▶ **Your task**: Lift out each line of the data that holds "Publications".

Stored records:
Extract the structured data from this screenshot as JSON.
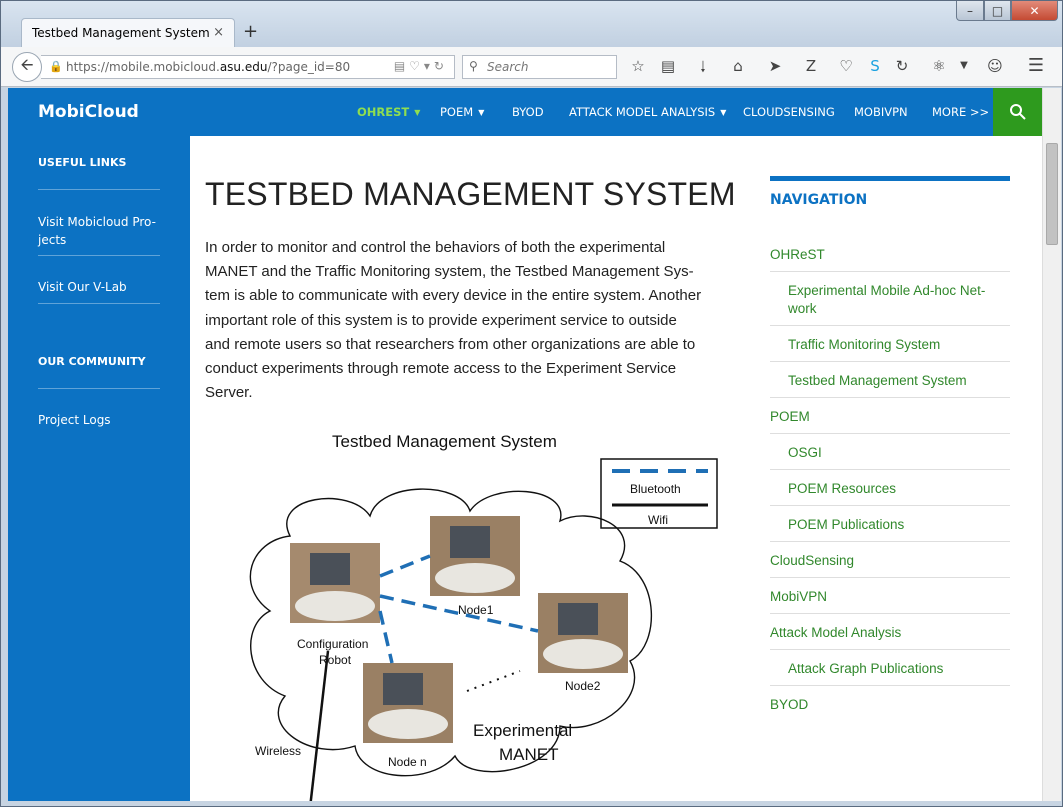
{
  "browser": {
    "tab_title": "Testbed Management System |...",
    "tab_close": "×",
    "new_tab": "+",
    "url_prefix": "https://mobile.mobicloud.",
    "url_domain": "asu.edu",
    "url_suffix": "/?page_id=80",
    "search_placeholder": "Search"
  },
  "site": {
    "brand": "MobiCloud",
    "menu": [
      {
        "label": "OHREST",
        "active": true,
        "dropdown": true
      },
      {
        "label": "POEM",
        "dropdown": true
      },
      {
        "label": "BYOD"
      },
      {
        "label": "ATTACK MODEL ANALYSIS",
        "dropdown": true
      },
      {
        "label": "CLOUDSENSING"
      },
      {
        "label": "MOBIVPN"
      },
      {
        "label": "MORE >>"
      }
    ],
    "accent_blue": "#0c72c3",
    "accent_green": "#2e9a1e",
    "link_green": "#31882c"
  },
  "left_sidebar": {
    "useful_links_heading": "USEFUL LINKS",
    "link1_line1": "Visit Mobicloud Pro-",
    "link1_line2": "jects",
    "link2": "Visit Our V-Lab",
    "community_heading": "OUR COMMUNITY",
    "link3": "Project Logs"
  },
  "content": {
    "title": "TESTBED MANAGEMENT SYSTEM",
    "intro_lines": [
      "In order to monitor and control the behaviors of both the experimental",
      "MANET and the Traffic Monitoring system, the Testbed Management Sys-",
      "tem is able to communicate with every device in the entire system. Another",
      "important role of this system is to provide experiment service to outside",
      "and remote users so that researchers from other organizations are able to",
      "conduct experiments through remote access to the Experiment Service",
      "Server."
    ]
  },
  "diagram": {
    "title": "Testbed Management System",
    "legend_bluetooth": "Bluetooth",
    "legend_wifi": "Wifi",
    "node1": "Node1",
    "node2": "Node2",
    "noden": "Node n",
    "config_line1": "Configuration",
    "config_line2": "Robot",
    "manet_line1": "Experimental",
    "manet_line2": "MANET",
    "wireless": "Wireless"
  },
  "right_sidebar": {
    "heading": "NAVIGATION",
    "items": [
      {
        "label": "OHReST",
        "sub": false
      },
      {
        "label": "Experimental Mobile Ad-hoc Net-",
        "label2": "work",
        "sub": true
      },
      {
        "label": "Traffic Monitoring System",
        "sub": true
      },
      {
        "label": "Testbed Management System",
        "sub": true
      },
      {
        "label": "POEM",
        "sub": false
      },
      {
        "label": "OSGI",
        "sub": true
      },
      {
        "label": "POEM Resources",
        "sub": true
      },
      {
        "label": "POEM Publications",
        "sub": true
      },
      {
        "label": "CloudSensing",
        "sub": false
      },
      {
        "label": "MobiVPN",
        "sub": false
      },
      {
        "label": "Attack Model Analysis",
        "sub": false
      },
      {
        "label": "Attack Graph Publications",
        "sub": true
      },
      {
        "label": "BYOD",
        "sub": false
      }
    ]
  }
}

▶ **Result of this exercise**:
        "label": "POEM Publications",
        "label": "Attack Graph Publications",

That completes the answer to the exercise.